The tea leaves at the bottom of my cup tell me that Mr Chan Chun Sing is leading the pack. That’s what everyone is trying to discern from the Cabinet reshuffle isn’t it? Despite various exhortations to look at the leadership team as a whole rather than as a compilation of individuals, that’s what people are most interested in: Who will be Singapore’s next prime minister?
Given that there is no new Deputy Prime Minister and none of the really, really heavyweight portfolios like Defence, Foreign and Home Affairs and Transport changed hands, we’re left with deciphering why who is being given what sort of job.
I must quickly say that tea-leaf reading is an imprecise science (if it can be called that) and I might as well use a crystal-ball (if I had one). Or I could also say that I am a political observer making an analysis based on published information. Or you can dismiss me as a fraud with no academic credentials to speak of.
Most of the top level portfolio changes had been predicted before. Mr Heng stays at Finance and will see through the work of the Future Economy Council. Mr Ong Ye Kung takes over his ex-colleague Ng Chee Meng’s portion of education. Mr Chan is helming trade and industry, described as he as a full minister in solo charge even though old hand S Iswaran is minister in charge of trade relations.
More interesting is how Mr Chan retains the position as deputy chairman of the People’s Association, is still in charge of Community Development Councils and now has the public service under his belt.
I had thought that Mr Ong would take over the public service division, having been in charge of the public sector innovations. The public service is an important stakeholder in the community, just like the National Trades Union Congress which Mr Chan helmed for three years. It is usually supervised by a Deputy Prime Minister, which in this case, is Mr Teo Chee Hean. Now Mr Chan can add another medal to his chest.
DPM Teo still has a long list of “concurrent’’ jobs: Strategy Group, Smart Nation and Digital Government Group, National Security Coordination Secretariat, National Population and Talent Division and National Climate Change Secretariat. DPM Tharman Shanmugaratnam retains oversight of the Monetary Authority of Singapore and the productivity fund.
Now what about the other two supposed front-runners?
Mr Heng, the most senior of the three who has had the education ministry under his belt, is also helping out the Prime Minister with the National Research Foundation. In fact, the Finance ministry has not one or two but three full ministers, including Ms Indranee Rajah and Mr Lawrence Wong. It might show the great focus the G is putting on getting Singapore’s finances right although, rather strangely, the ministry has no junior ministers or even a parliamentary secretary.
Mr Ong, the most junior of the three, seems to have been “contained’’ in the Education ministry. It is a heavy weight ministry no doubt, but he relinquished his position as Second Defence Minister in this reshuffle. And we all know the importance of the defence job.
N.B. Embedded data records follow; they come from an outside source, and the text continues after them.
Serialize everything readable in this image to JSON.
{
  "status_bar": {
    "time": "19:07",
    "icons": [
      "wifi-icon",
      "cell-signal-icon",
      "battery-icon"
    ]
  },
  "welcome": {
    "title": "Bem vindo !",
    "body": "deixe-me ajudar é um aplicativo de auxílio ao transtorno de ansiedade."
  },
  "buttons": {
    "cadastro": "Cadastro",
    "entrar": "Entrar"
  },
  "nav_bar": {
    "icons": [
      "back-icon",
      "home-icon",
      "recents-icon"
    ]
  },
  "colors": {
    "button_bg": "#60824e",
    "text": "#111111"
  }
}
The media and other political analysts have variously described the trio as having being given “depth’’ in their jobs rather than having to double up at other ministries. I suppose if they had been spread into other ministries, it would be called giving them breadth of exposure. That’s the problem with tea leaf reading, you can read them whichever way you like.
My own tea leaves say that the trio are expected to sink their teeth in these meaty portfolios and judged on their outcomes, leaving the older ministers to contend with the more strategic portfolios like defence and foreign affairs which need deft navigation in a world with Donald Trump and Xi Jing Ping. They don’t have anything to do with hot potatoes like home affairs and transport – very high-profile jobs which invite controversy.
Likewise, it is odd that Mr Iswaran, a 3G member, is taking the post of Communications and Information Minister, which means that he will be tackling the fake news troubles and the unfinished business of reviewing the Broadcasting Act. The expectation had been for Dr Janil Puthucheary to step up.
Looking at the changes as a whole, which is what the PM wished, extensive changes have been made in the lower ranks so much so that all 16 ministries but one is experiencing personnel changes.
Much is also being made about four private sector MPs being inducted into government. I agree that it makes for a more well-rounded Cabinet, balancing out the public sector-dominated Cabinet. It’s to be welcomed to be sure, but the PM really doesn’t have many choices of new recruits, given that former public sector MPs have already been given political appointments.
Now, everyone is saying that things will be clearer at the next reshuffle, when someone will be pushed to the fore. You don’t need to read tea leaves to predict that. Time is running out if the PM is to stick to his deadline of stepping down at age 70, or in 2022.
In fact, one gauge would be who emerges at the top at the People’s Action Party’s own elections due this year. Or who is given charge of the party’s next general election campaign due by January 2021.
Unless we are going to be told, again, that anything that emanates from the G or the PAP is a leaderless, collective 4G effort.
Time for me to switch to coffee.